*** Opening MATERIAL FOR THE TASK ***

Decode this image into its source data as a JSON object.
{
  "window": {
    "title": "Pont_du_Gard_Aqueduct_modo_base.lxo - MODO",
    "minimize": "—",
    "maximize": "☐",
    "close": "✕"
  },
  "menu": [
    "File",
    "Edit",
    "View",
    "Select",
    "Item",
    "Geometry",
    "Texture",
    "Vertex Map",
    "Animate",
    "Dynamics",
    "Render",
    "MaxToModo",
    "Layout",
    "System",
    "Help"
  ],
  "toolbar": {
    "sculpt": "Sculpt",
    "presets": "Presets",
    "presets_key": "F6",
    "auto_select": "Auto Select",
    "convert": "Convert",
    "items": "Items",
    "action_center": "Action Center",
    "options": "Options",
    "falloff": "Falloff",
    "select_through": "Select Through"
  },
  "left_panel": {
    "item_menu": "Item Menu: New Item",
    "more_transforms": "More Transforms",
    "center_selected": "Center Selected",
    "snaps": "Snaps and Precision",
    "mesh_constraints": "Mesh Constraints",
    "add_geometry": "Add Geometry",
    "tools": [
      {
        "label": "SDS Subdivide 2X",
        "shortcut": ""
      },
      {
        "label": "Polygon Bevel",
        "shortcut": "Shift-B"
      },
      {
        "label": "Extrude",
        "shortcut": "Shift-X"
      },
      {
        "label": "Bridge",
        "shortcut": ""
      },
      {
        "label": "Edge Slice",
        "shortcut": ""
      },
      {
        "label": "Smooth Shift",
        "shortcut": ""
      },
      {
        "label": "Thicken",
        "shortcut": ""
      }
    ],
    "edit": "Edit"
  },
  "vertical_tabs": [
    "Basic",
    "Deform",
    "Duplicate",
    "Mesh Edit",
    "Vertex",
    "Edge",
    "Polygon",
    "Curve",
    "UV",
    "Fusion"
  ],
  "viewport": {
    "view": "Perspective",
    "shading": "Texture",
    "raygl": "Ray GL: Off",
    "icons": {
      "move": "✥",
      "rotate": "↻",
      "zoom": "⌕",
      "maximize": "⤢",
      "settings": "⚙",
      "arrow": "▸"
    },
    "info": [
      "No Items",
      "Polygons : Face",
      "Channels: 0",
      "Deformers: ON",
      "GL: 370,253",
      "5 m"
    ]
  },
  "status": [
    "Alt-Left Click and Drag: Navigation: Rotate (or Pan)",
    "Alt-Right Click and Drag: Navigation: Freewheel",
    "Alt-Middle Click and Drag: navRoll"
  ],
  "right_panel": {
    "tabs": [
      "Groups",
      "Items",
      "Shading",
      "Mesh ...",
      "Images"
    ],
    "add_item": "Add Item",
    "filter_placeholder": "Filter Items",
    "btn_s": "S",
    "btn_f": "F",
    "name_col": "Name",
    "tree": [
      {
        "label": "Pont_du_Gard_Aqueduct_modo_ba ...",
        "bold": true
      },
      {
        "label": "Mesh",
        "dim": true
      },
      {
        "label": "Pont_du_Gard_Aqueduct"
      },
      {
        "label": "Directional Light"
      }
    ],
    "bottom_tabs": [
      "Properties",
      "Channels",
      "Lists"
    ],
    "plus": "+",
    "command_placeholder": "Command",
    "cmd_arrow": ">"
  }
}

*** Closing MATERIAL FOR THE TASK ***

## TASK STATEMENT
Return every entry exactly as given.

## SOLUTION
Decode this image into its source data as a JSON object.
{
  "window": {
    "title": "Pont_du_Gard_Aqueduct_modo_base.lxo - MODO",
    "minimize": "—",
    "maximize": "☐",
    "close": "✕"
  },
  "menu": [
    "File",
    "Edit",
    "View",
    "Select",
    "Item",
    "Geometry",
    "Texture",
    "Vertex Map",
    "Animate",
    "Dynamics",
    "Render",
    "MaxToModo",
    "Layout",
    "System",
    "Help"
  ],
  "toolbar": {
    "sculpt": "Sculpt",
    "presets": "Presets",
    "presets_key": "F6",
    "auto_select": "Auto Select",
    "convert": "Convert",
    "items": "Items",
    "action_center": "Action Center",
    "options": "Options",
    "falloff": "Falloff",
    "select_through": "Select Through"
  },
  "left_panel": {
    "item_menu": "Item Menu: New Item",
    "more_transforms": "More Transforms",
    "center_selected": "Center Selected",
    "snaps": "Snaps and Precision",
    "mesh_constraints": "Mesh Constraints",
    "add_geometry": "Add Geometry",
    "tools": [
      {
        "label": "SDS Subdivide 2X",
        "shortcut": ""
      },
      {
        "label": "Polygon Bevel",
        "shortcut": "Shift-B"
      },
      {
        "label": "Extrude",
        "shortcut": "Shift-X"
      },
      {
        "label": "Bridge",
        "shortcut": ""
      },
      {
        "label": "Edge Slice",
        "shortcut": ""
      },
      {
        "label": "Smooth Shift",
        "shortcut": ""
      },
      {
        "label": "Thicken",
        "shortcut": ""
      }
    ],
    "edit": "Edit"
  },
  "vertical_tabs": [
    "Basic",
    "Deform",
    "Duplicate",
    "Mesh Edit",
    "Vertex",
    "Edge",
    "Polygon",
    "Curve",
    "UV",
    "Fusion"
  ],
  "viewport": {
    "view": "Perspective",
    "shading": "Texture",
    "raygl": "Ray GL: Off",
    "icons": {
      "move": "✥",
      "rotate": "↻",
      "zoom": "⌕",
      "maximize": "⤢",
      "settings": "⚙",
      "arrow": "▸"
    },
    "info": [
      "No Items",
      "Polygons : Face",
      "Channels: 0",
      "Deformers: ON",
      "GL: 370,253",
      "5 m"
    ]
  },
  "status": [
    "Alt-Left Click and Drag: Navigation: Rotate (or Pan)",
    "Alt-Right Click and Drag: Navigation: Freewheel",
    "Alt-Middle Click and Drag: navRoll"
  ],
  "right_panel": {
    "tabs": [
      "Groups",
      "Items",
      "Shading",
      "Mesh ...",
      "Images"
    ],
    "add_item": "Add Item",
    "filter_placeholder": "Filter Items",
    "btn_s": "S",
    "btn_f": "F",
    "name_col": "Name",
    "tree": [
      {
        "label": "Pont_du_Gard_Aqueduct_modo_ba ...",
        "bold": true
      },
      {
        "label": "Mesh",
        "dim": true
      },
      {
        "label": "Pont_du_Gard_Aqueduct"
      },
      {
        "label": "Directional Light"
      }
    ],
    "bottom_tabs": [
      "Properties",
      "Channels",
      "Lists"
    ],
    "plus": "+",
    "command_placeholder": "Command",
    "cmd_arrow": ">"
  }
}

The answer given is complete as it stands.